Lesson planning and preparation “The new trend”

Preparation in the new trend does not differ much from the essence of preparation in general, but it places more emphasis on “mental preparation” as the teacher, in this case, is not asked to write down notes about the objectives, the techniques, the procedure, or the various activities his/ her students will have to carry out to achieve the objectives or to measure what they have been taught. Actually, the Teacher’s Book provides the teacher with all this information. For each lesson, the teacher should go through the plan recommended in the Teacher’s Book to have a clear idea about the lesson objectives, the procedure and the activities suggested for practice and evaluation. Then he/ she should start a mental journey where he/ she imagines the situation in the classroom and makes assumptions about what is and is not appropriate. Conscious and careful planning helps teachers to modify the procedure or the activities suggested in the Teacher’s Book until they become more appropriate to their own situation and students’ needs and abilities.


A lesson plan in the new trend is drawn under the following headings:

1- Anticipated problems

Having thoroughly examined the plan recommended in the Teacher’s Book, finished his mental journey and made clear assumptions about what is and is not appropriate, the teacher should then try to anticipate the problems that might arise in the lesson and can inhibit students’ understanding and participation, and write them down under the title “Anticipated problems”. Not only should a teacher identify the problems, but he should also suggest possible solutions to these problems.

2- Modifications and additions to notes in the Teacher’s Book

A teacher might, in some cases, not be convinced with the assumptions made in the Teacher’s Book or might think the procedure or the tasks recommended are not appropriate for his own students. Since the classroom teacher is considered a better judge of the needs of his students than any textbook writer, he may modify these assumptions or tasks or create activities and tasks of his own that are feasible and appropriate to his students’ needs and abilities, ensure students’ active participation and help achieve lesson objectives. Any modifications or additions to the notes in the Teacher’s Book that come under this title should always be made explicit.

3- Teacher’s remarks

The main goal of a lesson is to bring about learning. The problem is how to judge whether learning is in fact taking place.

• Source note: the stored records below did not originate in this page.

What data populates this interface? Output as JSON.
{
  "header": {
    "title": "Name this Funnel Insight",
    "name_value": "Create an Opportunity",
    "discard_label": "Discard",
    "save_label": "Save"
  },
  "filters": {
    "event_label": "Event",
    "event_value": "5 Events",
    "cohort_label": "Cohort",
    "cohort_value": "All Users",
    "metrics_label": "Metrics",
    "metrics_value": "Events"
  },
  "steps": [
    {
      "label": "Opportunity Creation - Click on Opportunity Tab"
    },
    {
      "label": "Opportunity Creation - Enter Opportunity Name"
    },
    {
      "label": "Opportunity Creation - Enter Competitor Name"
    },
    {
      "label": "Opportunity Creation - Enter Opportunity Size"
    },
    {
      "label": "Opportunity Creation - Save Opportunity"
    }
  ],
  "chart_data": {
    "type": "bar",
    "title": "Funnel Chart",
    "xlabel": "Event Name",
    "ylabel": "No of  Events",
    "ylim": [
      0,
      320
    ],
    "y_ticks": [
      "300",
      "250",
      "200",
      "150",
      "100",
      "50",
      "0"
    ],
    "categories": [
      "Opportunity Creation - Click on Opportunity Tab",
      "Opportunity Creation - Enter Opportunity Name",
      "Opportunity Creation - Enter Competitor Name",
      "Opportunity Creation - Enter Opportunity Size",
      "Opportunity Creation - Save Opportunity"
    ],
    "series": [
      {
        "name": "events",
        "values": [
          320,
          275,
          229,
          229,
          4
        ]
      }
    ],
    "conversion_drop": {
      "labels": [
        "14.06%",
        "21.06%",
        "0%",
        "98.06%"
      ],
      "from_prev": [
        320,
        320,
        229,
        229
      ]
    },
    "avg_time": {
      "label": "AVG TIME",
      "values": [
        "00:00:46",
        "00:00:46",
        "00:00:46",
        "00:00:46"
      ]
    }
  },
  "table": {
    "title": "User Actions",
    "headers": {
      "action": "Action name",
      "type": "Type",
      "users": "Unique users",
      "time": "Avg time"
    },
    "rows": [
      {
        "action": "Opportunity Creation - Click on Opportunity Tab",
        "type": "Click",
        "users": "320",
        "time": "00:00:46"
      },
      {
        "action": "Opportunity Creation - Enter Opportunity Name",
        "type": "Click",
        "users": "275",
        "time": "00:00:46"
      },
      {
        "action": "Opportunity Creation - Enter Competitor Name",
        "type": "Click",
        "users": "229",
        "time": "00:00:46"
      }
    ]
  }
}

We can usually make a fairly guess, based on our knowledge of the class, the type of activities students were engaged in, and some informal test activities that give feedback on learning.
After giving a lesson, it is important to stop and think whether it was a good one or not, and why. To evaluate lesson effectiveness, a teacher may ask himself these questions:

  • This lesson was good, what was it exactly that made it so?
  • This lesson was unsatisfactory, what could I have done to improve it?

The main purpose behind this is to have a basis for better performance and experience.

In the section entitled “Teacher’s Remarks”, the teacher has to write a brief evaluation of his performance, his students’ performance as well as evaluation of lesson effectiveness and to what extent the objectives of the lesson have been achieved. The teacher may also write, in this section, about the problems which arise spontaneously during lessons and which he did not think of as anticipated problems.

The following criteria could be very useful in evaluating lesson effectiveness:

  1. The class seemed to be learning the material well.
  2. The learners were attentive, responsive and active all the time.
  3. The learners enjoyed the lesson. They were motivated.
  4. The lesson went according to plan.
  5. The language taught was used communicatively.
  6. The lesson objectives were achieved to a great extent.

Of course, the teacher can make good use of the above criteria and add more evaluating criteria of his own.

4- Assignment (s)

Here, the teacher assigns the type of tasks to be given as homework. It is supposed that assigned activities should consolidate what has been taught.